They'll probably also tell you that one month is too fast to write a novel and that you need to rewrite it and then revise it. They're just jealous motherfuckers who want to tear down your crowning achievement.

Fuck them in their earholes. And don't be dejected that you aren't equipped to do it naturally Moira. Even if you were a dude, I would recommend doing it with a big glass dildo.

These people think writing is a skill.  Writing is not a skill. It's a talent.

What's going on, Moira, is that you can't be genius all the time. You have to let your inspiration recharge like a tesla coil after a really hard discharge. (Or me after a six-shot marathon of epic sex, if you know what I mean. [Call me.]) Creativity isn't a muscle or a habit. It's a gift that comes down from on high. And if yours gave you two novels in a row, you're going to have to wait for it to recharge.

I strongly suggest you relax. Let your batteries recharge. Send your two novels off to publishers (several publishers at a time) and start getting them to fight over who will publish you. Don't worry if they send them back--true genius is hard to recognize. In the meantime watch some Game of Thrones and start a wishlist on Amazon for all the shit you're going to buy when you get your advance checks and royalties start rolling in.

Lance asks:

How much should I be reading each day. I am serious about wanting to be a published novelist.

The only reply that matters:

Reading is not that important to being a writer. What you need--what you really need--is talent. The people who tell you that are the ones who want you waste a bunch of time reading that you could be using to come up with more ideas for awesome books.

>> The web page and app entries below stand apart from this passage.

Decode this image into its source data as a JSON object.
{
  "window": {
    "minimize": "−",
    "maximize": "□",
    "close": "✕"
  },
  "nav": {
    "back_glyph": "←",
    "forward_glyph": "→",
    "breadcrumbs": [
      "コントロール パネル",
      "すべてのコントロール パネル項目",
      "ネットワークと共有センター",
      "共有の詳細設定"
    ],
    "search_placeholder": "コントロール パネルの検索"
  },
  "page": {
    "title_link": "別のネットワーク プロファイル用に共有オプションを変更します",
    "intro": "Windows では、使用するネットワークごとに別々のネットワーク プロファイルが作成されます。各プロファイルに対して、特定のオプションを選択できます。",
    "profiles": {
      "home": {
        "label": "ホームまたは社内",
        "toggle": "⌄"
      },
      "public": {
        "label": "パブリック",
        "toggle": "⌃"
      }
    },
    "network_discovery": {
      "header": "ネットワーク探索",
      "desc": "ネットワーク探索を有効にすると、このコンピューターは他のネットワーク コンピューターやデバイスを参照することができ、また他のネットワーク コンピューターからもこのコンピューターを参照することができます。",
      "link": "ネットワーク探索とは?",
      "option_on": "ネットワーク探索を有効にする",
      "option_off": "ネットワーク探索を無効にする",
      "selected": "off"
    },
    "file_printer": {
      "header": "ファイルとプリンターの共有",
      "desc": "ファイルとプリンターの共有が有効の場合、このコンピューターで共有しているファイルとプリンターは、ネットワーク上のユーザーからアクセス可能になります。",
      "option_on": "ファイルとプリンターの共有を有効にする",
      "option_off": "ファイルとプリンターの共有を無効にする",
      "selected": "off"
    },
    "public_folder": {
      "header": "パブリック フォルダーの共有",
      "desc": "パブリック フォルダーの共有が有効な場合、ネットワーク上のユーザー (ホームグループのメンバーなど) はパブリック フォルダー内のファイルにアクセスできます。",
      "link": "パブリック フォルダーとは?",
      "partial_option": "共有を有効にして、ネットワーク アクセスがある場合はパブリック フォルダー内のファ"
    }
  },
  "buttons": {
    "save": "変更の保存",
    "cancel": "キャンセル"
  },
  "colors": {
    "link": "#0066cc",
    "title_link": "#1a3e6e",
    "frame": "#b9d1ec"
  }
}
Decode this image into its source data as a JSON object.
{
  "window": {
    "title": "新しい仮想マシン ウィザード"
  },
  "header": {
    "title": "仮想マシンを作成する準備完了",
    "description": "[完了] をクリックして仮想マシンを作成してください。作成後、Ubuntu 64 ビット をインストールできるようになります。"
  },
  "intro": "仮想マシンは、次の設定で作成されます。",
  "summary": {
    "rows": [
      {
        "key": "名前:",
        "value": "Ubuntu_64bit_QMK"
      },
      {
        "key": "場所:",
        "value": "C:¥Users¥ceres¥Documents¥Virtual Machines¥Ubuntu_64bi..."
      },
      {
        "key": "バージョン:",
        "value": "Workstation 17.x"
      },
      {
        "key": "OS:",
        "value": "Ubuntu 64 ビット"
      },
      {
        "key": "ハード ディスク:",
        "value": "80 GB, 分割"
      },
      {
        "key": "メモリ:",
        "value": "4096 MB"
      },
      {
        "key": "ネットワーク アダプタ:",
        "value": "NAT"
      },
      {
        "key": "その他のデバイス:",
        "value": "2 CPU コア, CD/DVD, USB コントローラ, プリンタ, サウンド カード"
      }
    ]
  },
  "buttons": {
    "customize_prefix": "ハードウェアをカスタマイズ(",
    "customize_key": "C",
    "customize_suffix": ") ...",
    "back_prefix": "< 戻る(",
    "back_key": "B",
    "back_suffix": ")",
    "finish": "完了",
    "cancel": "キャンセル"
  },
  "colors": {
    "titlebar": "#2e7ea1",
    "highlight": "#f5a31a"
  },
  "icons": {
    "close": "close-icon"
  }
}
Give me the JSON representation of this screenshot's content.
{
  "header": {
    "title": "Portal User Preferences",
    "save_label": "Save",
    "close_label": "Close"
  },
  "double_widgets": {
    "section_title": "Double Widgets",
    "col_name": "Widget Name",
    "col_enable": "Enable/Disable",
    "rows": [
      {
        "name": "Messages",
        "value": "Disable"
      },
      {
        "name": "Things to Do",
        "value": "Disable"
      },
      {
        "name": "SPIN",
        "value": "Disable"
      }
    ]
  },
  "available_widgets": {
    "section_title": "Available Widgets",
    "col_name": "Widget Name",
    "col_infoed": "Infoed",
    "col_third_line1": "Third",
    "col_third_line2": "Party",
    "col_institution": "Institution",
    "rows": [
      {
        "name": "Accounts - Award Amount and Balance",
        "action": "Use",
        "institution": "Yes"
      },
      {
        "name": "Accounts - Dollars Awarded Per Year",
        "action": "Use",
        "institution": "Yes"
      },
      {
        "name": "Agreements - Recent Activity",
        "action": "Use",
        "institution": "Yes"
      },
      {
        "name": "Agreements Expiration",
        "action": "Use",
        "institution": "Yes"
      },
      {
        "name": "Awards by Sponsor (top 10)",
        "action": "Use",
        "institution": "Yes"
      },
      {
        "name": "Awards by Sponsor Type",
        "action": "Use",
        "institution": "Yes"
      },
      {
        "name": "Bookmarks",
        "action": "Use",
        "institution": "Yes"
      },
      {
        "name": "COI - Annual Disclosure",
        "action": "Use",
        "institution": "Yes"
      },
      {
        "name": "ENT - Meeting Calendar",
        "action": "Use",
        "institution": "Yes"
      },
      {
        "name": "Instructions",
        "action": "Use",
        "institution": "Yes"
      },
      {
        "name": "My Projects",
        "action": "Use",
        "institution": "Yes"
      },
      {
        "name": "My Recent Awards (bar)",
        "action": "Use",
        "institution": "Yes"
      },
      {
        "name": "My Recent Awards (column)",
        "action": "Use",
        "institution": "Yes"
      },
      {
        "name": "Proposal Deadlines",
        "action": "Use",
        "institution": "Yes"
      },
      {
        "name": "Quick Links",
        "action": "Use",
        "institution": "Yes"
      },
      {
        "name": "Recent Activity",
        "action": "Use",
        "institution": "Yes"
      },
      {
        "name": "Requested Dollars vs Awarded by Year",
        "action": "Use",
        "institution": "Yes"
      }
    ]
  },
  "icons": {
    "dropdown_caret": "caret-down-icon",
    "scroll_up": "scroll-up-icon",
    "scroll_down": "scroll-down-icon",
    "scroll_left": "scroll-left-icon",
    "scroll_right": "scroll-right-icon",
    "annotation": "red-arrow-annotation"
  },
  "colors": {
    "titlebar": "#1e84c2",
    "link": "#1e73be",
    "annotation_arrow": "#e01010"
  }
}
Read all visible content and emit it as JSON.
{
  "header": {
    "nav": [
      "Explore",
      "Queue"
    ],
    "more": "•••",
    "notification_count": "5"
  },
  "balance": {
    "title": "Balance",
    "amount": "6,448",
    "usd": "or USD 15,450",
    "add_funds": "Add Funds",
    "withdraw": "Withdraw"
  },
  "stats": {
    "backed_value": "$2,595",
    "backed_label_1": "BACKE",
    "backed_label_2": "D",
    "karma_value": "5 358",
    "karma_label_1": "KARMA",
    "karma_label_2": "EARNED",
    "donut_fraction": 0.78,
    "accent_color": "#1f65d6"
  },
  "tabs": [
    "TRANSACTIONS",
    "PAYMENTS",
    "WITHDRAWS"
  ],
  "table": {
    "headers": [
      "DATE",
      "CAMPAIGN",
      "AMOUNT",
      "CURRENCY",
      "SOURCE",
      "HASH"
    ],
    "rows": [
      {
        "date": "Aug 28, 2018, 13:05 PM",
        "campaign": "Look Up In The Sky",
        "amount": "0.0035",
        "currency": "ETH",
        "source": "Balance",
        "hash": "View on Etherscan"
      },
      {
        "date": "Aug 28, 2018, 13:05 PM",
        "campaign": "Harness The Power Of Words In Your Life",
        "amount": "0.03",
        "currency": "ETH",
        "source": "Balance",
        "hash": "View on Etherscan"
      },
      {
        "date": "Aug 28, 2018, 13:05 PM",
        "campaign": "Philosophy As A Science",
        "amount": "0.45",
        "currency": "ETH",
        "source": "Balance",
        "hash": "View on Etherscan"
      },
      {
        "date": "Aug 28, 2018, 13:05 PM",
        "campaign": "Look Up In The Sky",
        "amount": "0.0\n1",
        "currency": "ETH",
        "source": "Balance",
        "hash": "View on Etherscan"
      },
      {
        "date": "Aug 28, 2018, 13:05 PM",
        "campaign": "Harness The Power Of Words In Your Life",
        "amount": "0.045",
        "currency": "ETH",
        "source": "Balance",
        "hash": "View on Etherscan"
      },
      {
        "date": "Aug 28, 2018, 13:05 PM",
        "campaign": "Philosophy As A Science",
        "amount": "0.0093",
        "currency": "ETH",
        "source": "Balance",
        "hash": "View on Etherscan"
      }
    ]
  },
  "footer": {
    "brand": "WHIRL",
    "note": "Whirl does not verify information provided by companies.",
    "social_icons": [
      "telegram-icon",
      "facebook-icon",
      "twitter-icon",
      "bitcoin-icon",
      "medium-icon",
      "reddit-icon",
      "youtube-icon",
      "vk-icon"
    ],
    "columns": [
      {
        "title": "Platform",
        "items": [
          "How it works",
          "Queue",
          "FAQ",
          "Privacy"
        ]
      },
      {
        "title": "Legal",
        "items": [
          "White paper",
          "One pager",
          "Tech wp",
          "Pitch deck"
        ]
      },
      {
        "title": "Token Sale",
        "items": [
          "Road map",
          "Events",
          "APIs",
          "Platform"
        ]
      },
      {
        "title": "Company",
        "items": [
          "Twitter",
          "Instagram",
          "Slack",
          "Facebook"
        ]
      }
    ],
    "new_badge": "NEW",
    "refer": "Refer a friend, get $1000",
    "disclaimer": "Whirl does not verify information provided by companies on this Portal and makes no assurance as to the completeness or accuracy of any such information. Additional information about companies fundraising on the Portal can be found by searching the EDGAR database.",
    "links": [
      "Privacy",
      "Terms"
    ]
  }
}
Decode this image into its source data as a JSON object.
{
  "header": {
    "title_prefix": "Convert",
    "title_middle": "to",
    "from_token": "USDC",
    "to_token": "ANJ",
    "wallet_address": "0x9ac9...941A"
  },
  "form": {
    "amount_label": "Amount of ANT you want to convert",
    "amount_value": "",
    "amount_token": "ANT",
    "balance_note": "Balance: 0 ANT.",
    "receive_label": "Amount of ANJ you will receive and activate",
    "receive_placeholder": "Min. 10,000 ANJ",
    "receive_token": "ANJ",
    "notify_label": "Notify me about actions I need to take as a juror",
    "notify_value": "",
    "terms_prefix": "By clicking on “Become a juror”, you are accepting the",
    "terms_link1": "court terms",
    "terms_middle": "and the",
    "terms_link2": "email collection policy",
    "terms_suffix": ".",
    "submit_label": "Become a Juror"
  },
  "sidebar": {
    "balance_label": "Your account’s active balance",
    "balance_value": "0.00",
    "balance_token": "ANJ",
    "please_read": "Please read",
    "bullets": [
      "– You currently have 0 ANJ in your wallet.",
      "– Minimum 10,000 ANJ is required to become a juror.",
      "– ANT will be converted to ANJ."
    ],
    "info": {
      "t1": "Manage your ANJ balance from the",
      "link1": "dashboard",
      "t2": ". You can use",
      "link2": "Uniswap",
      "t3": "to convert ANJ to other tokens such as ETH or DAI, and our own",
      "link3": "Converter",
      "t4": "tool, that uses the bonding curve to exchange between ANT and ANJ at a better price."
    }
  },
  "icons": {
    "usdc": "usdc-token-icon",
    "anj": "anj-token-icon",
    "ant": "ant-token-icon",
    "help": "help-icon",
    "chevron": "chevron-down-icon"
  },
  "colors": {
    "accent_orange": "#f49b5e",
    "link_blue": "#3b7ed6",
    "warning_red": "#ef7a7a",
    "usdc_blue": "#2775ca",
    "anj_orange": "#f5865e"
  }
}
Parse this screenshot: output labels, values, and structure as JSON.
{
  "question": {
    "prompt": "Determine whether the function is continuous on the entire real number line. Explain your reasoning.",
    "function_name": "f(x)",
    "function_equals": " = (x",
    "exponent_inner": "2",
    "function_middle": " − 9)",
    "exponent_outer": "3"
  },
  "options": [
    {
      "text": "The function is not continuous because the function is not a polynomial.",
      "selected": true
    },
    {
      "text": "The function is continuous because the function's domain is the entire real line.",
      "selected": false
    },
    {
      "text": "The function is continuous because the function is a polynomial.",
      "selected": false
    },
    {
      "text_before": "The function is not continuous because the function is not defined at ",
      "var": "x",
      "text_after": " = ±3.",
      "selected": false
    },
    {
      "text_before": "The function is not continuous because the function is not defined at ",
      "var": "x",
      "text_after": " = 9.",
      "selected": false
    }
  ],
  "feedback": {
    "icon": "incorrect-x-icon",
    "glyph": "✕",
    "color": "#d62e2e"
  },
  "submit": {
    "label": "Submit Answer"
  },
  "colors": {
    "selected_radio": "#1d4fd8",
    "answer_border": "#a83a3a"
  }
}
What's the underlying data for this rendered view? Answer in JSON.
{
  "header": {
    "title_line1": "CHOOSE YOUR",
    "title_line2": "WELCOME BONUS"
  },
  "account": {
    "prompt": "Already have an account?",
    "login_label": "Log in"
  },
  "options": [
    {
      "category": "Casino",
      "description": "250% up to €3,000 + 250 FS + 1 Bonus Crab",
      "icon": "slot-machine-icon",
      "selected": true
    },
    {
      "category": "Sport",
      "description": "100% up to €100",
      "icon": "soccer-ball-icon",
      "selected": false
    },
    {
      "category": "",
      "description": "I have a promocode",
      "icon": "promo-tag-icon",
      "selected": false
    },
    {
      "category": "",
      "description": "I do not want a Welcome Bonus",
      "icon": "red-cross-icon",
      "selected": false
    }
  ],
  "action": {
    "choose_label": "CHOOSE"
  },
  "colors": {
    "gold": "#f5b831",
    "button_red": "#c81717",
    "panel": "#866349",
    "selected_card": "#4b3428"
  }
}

If you're reading more than a couple of hours a week, it's way too much. Use that time to network, brand, get your talent recognized on Reddit and Tumblr because that's what's going to supercharge your career--not some stupid book.

If you want to relax with some entertainment, watch movies, play video games, and read comic books. Those will inspire you and teach you about narrative arcs and stuff. They are way more useful to a writer than reading.

That and talent.

Anonymous asks:

You make like $1200 a year. That's enough to buy a computer or go on a nice vacation. How can you still tell people that isn't very much??!!??!!??[sic] God I know so many writers who haven't made anything yet. You are spitting in their face.

My reply to Chris's question:

Chris is right to think this is pathetic and not worthy of his time. Writers shouldn't go in for those small payouts. It should be one massive payday or gee tee eff oh.

$1200 might sound like a lot of money all in one place, but you've got to understand that Chris gets this over the course of an entire year. That means he makes about $100 a month. Well he spends 25-30 hours a week on this stupid blog. So really if you break that down to hourly, he's making about a dollar an hour or less.

What a tool!

If he were a real writer, he would write a book and go make a million dollars.


  1. "...faster than the comments get ugly on an online post about feminism."

    Nothing is that fast. Nothing.